ACTIVITY:
Report every line of the records below that includes the string "title".

[Data records for software interfaces]
⟨
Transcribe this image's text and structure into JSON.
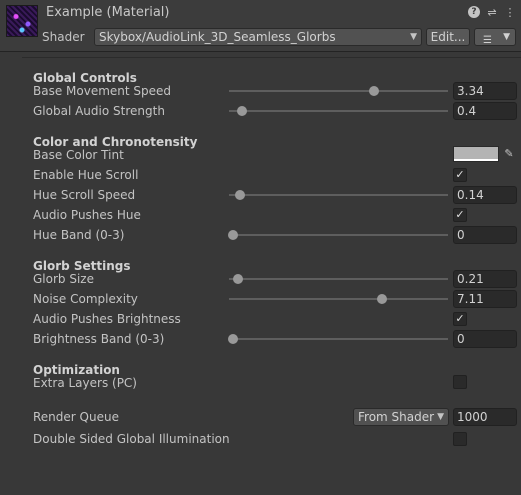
{
  "header": {
    "title": "Example (Material)",
    "shader_label": "Shader",
    "shader_value": "Skybox/AudioLink_3D_Seamless_Glorbs",
    "edit_button": "Edit...",
    "icons": [
      "help-icon",
      "preset-sliders-icon",
      "more-vertical-icon",
      "menu-lines-icon"
    ]
  },
  "sections": {
    "global_controls": {
      "title": "Global Controls",
      "base_movement_speed": {
        "label": "Base Movement Speed",
        "value": "3.34",
        "slider_pct": 66
      },
      "global_audio_strength": {
        "label": "Global Audio Strength",
        "value": "0.4",
        "slider_pct": 6
      }
    },
    "color": {
      "title": "Color and Chronotensity",
      "base_color_tint": {
        "label": "Base Color Tint",
        "color": "#b4b4b4"
      },
      "enable_hue_scroll": {
        "label": "Enable Hue Scroll",
        "checked": "✓"
      },
      "hue_scroll_speed": {
        "label": "Hue Scroll Speed",
        "value": "0.14",
        "slider_pct": 5
      },
      "audio_pushes_hue": {
        "label": "Audio Pushes Hue",
        "checked": "✓"
      },
      "hue_band": {
        "label": "Hue Band (0-3)",
        "value": "0",
        "slider_pct": 2
      }
    },
    "glorb": {
      "title": "Glorb Settings",
      "glorb_size": {
        "label": "Glorb Size",
        "value": "0.21",
        "slider_pct": 4
      },
      "noise_complexity": {
        "label": "Noise Complexity",
        "value": "7.11",
        "slider_pct": 70
      },
      "audio_pushes_brightness": {
        "label": "Audio Pushes Brightness",
        "checked": "✓"
      },
      "brightness_band": {
        "label": "Brightness Band (0-3)",
        "value": "0",
        "slider_pct": 2
      }
    },
    "optimization": {
      "title": "Optimization",
      "extra_layers": {
        "label": "Extra Layers (PC)",
        "checked": ""
      }
    }
  },
  "render_queue": {
    "label": "Render Queue",
    "mode": "From Shader",
    "value": "1000"
  },
  "double_sided_gi": {
    "label": "Double Sided Global Illumination",
    "checked": ""
  }
}
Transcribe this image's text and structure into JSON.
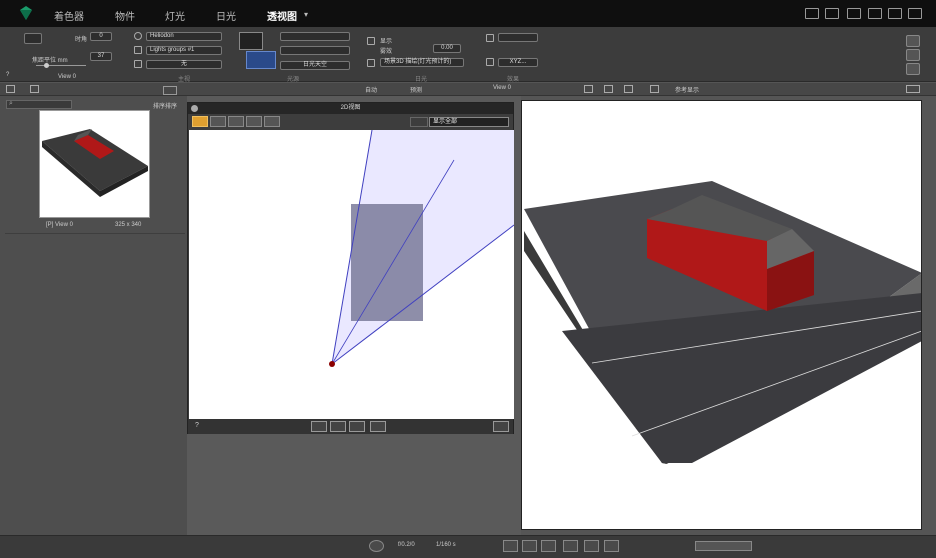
{
  "menu": {
    "items": [
      "着色器",
      "物件",
      "灯光",
      "日光",
      "透视图"
    ],
    "active_index": 4,
    "dropdown_arrow": "▾"
  },
  "ribbon": {
    "camera": {
      "field1_label": "时角",
      "field1_value": "0",
      "focal_label": "焦距平位 mm",
      "focal_value": "37",
      "view_name": "View 0",
      "help": "?"
    },
    "lighting": {
      "environment": "Heliodon",
      "lights_group": "Lights groups #1",
      "third_value": "无"
    },
    "sun": {
      "time_label": "日光天空"
    },
    "effects": {
      "opt1": "显示",
      "opt2": "雾效",
      "value": "0.00",
      "dropdown": "场景3D 描绘(灯光预计的)"
    },
    "right_fields": {
      "xyz_label": "XYZ..."
    },
    "section_labels": [
      "主视",
      "光源",
      "日光",
      "效果",
      "渲染"
    ]
  },
  "subbar": {
    "left_label": "排序排序",
    "render_label": "自动",
    "preview_label": "预测",
    "view_name": "View 0",
    "right_label": "参考显示"
  },
  "library": {
    "thumb_caption": "[P] View 0",
    "thumb_size": "325 x 340"
  },
  "window2d": {
    "title": "2D视图",
    "view_option": "显示全部",
    "help": "?"
  },
  "bottom": {
    "zoom_label": "f/0.2/0",
    "speed_label": "1/160 s"
  },
  "colors": {
    "accent": "#e0a030",
    "camera_point": "#8b0000",
    "frustum": "#4040c0",
    "building_red": "#b01818"
  }
}
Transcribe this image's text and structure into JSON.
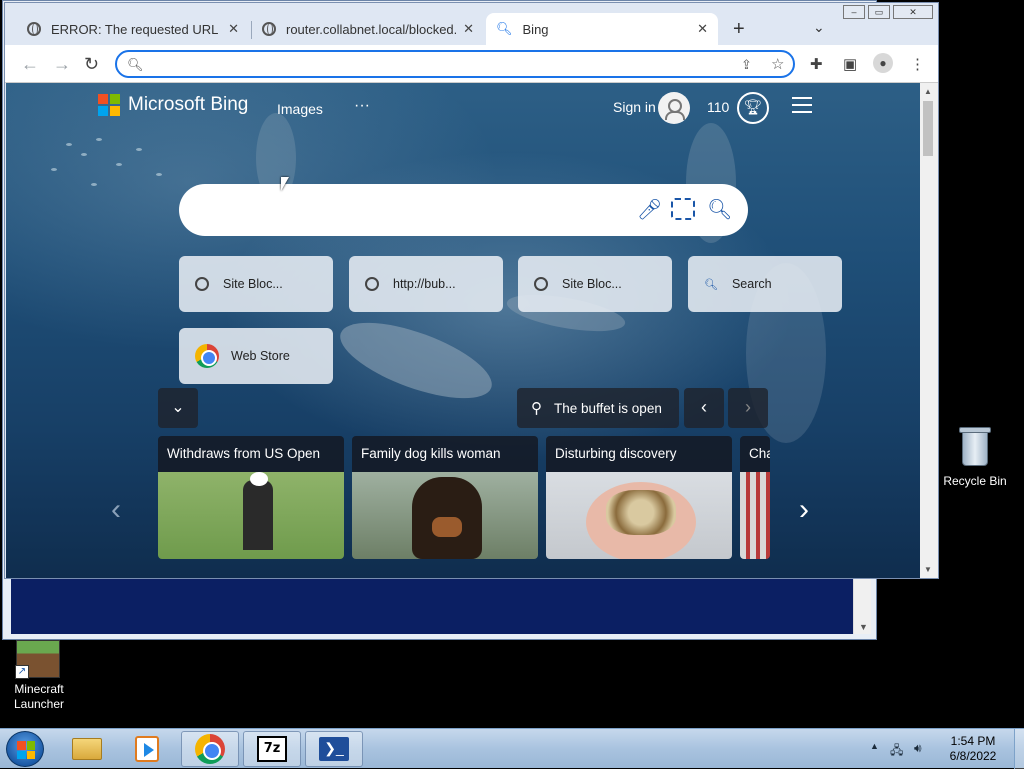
{
  "browser": {
    "tabs": [
      {
        "title": "ERROR: The requested URL could",
        "active": false
      },
      {
        "title": "router.collabnet.local/blocked.pl",
        "active": false
      },
      {
        "title": "Bing",
        "active": true
      }
    ],
    "new_tab_label": "+",
    "omnibox": {
      "value": "",
      "placeholder": ""
    }
  },
  "bing": {
    "brand": "Microsoft Bing",
    "nav_images": "Images",
    "nav_more": "···",
    "sign_in": "Sign in",
    "points": "110",
    "search_placeholder": "",
    "quick_links": [
      {
        "label": "Site Bloc...",
        "icon": "globe-icon"
      },
      {
        "label": "http://bub...",
        "icon": "globe-icon"
      },
      {
        "label": "Site Bloc...",
        "icon": "globe-icon"
      },
      {
        "label": "Search",
        "icon": "search-icon"
      },
      {
        "label": "Web Store",
        "icon": "chrome-icon"
      }
    ],
    "caption": "The buffet is open",
    "news": [
      {
        "headline": "Withdraws from US Open"
      },
      {
        "headline": "Family dog kills woman"
      },
      {
        "headline": "Disturbing discovery"
      },
      {
        "headline": "Cha"
      }
    ],
    "colors": {
      "ms_red": "#f25022",
      "ms_green": "#7fba00",
      "ms_blue": "#00a4ef",
      "ms_yellow": "#ffb900"
    }
  },
  "desktop": {
    "recycle_bin": "Recycle Bin",
    "minecraft": "Minecraft Launcher"
  },
  "taskbar": {
    "apps": [
      "windows-explorer",
      "media-player",
      "chrome",
      "7-zip",
      "powershell"
    ],
    "time": "1:54 PM",
    "date": "6/8/2022"
  }
}
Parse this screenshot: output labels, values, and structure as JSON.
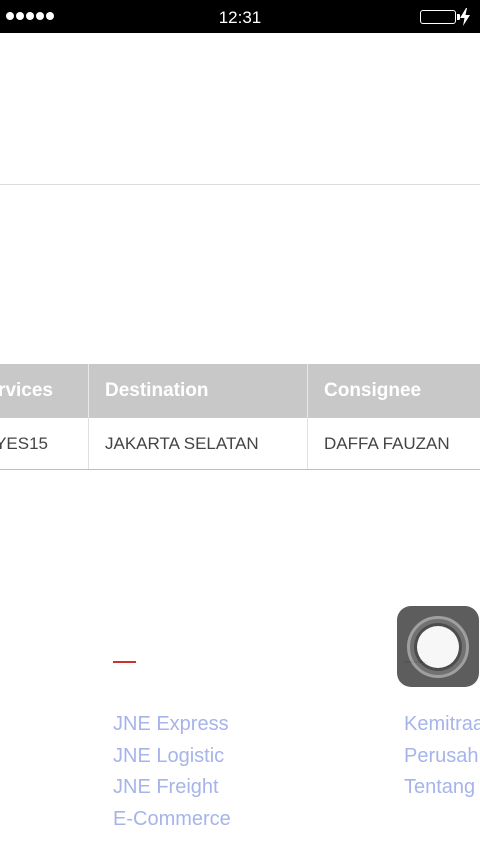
{
  "status_bar": {
    "time": "12:31",
    "icons": [
      "signal-dots-icon",
      "battery-icon",
      "charging-bolt-icon"
    ]
  },
  "table": {
    "headers": [
      "ervices",
      "Destination",
      "Consignee"
    ],
    "rows": [
      [
        "YES15",
        "JAKARTA SELATAN",
        "DAFFA FAUZAN"
      ]
    ]
  },
  "footer": {
    "accent_color": "#d32f2f",
    "link_color": "#a6b4ea",
    "left_links": [
      "JNE Express",
      "JNE Logistic",
      "JNE Freight",
      "E-Commerce"
    ],
    "right_links": [
      "Kemitraa",
      "Perusah",
      "Tentang"
    ]
  },
  "assistive_touch": {
    "icon": "assistive-touch-icon"
  }
}
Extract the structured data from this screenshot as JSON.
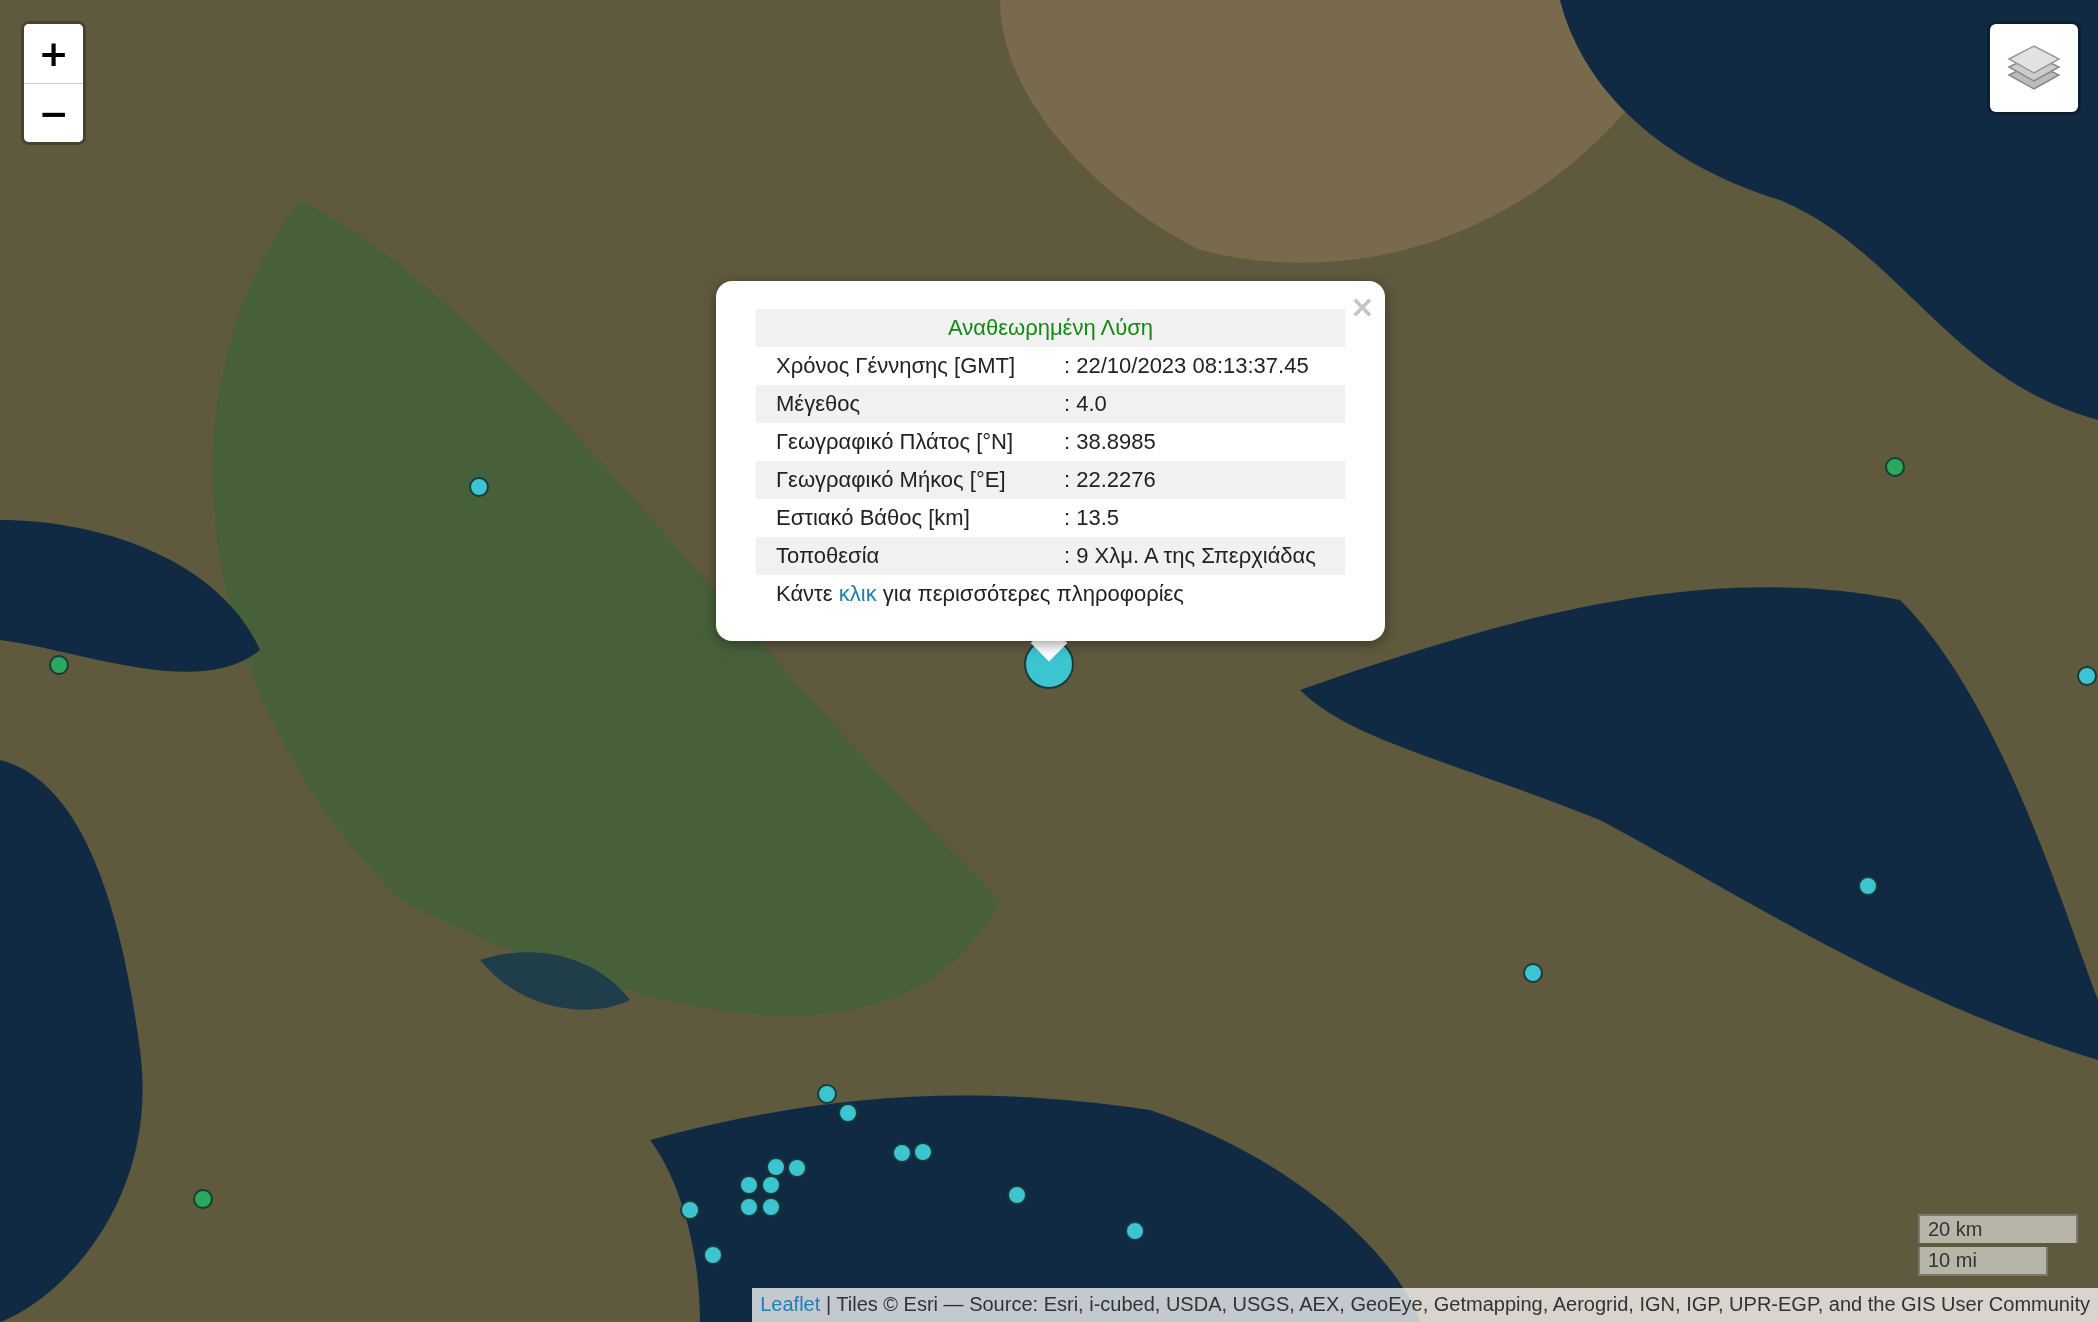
{
  "zoom_controls": [
    {
      "label": "+"
    },
    {
      "label": "−"
    }
  ],
  "popup": {
    "title": "Αναθεωρημένη Λύση",
    "close": "×",
    "rows": [
      {
        "label": "Χρόνος Γέννησης [GMT]",
        "value": ": 22/10/2023 08:13:37.45"
      },
      {
        "label": "Μέγεθος",
        "value": ": 4.0"
      },
      {
        "label": "Γεωγραφικό Πλάτος [°N]",
        "value": ": 38.8985"
      },
      {
        "label": "Γεωγραφικό Μήκος [°E]",
        "value": ": 22.2276"
      },
      {
        "label": "Εστιακό Βάθος [km]",
        "value": ": 13.5"
      },
      {
        "label": "Τοποθεσία",
        "value": ": 9 Χλμ. Α της Σπερχιάδας"
      }
    ],
    "footer": {
      "before": "Κάντε",
      "link": "κλικ",
      "after": "για περισσότερες πληροφορίες"
    }
  },
  "markers": [
    {
      "color": "#3cc4d0",
      "selected": false
    },
    {
      "color": "#2aa860",
      "selected": false
    },
    {
      "color": "#2aa860",
      "selected": false
    },
    {
      "color": "#3cc4d0",
      "selected": false
    },
    {
      "color": "#3cc4d0",
      "selected": false
    },
    {
      "color": "#3cc4d0",
      "selected": false
    },
    {
      "color": "#3cc4d0",
      "selected": false
    },
    {
      "color": "#3cc4d0",
      "selected": false
    },
    {
      "color": "#3cc4d0",
      "selected": false
    },
    {
      "color": "#3cc4d0",
      "selected": false
    },
    {
      "color": "#3cc4d0",
      "selected": false
    },
    {
      "color": "#3cc4d0",
      "selected": false
    },
    {
      "color": "#3cc4d0",
      "selected": false
    },
    {
      "color": "#3cc4d0",
      "selected": false
    },
    {
      "color": "#3cc4d0",
      "selected": false
    },
    {
      "color": "#3cc4d0",
      "selected": false
    },
    {
      "color": "#3cc4d0",
      "selected": false
    },
    {
      "color": "#3cc4d0",
      "selected": false
    },
    {
      "color": "#3cc4d0",
      "selected": false
    },
    {
      "color": "#3cc4d0",
      "selected": false
    },
    {
      "color": "#2aa860",
      "selected": false
    },
    {
      "color": "#3cc4d0",
      "selected": true
    }
  ],
  "scale": [
    "20 km",
    "10 mi"
  ],
  "attribution": {
    "link": "Leaflet",
    "text": "| Tiles © Esri — Source: Esri, i-cubed, USDA, USGS, AEX, GeoEye, Getmapping, Aerogrid, IGN, IGP, UPR-EGP, and the GIS User Community"
  }
}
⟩
YOUR RESPONSE:
    "title": "Example (Material)",
      "title": "Global Controls",
      "title": "Color and Chronotensity",
      "title": "Glorb Settings",
      "title": "Optimization",
    "title": "2D视图",
        "title": "ERROR: The requested URL could",
        "title": "router.collabnet.local/blocked.pl",
        "title": "Bing",
    "title": "Αναθεωρημένη Λύση",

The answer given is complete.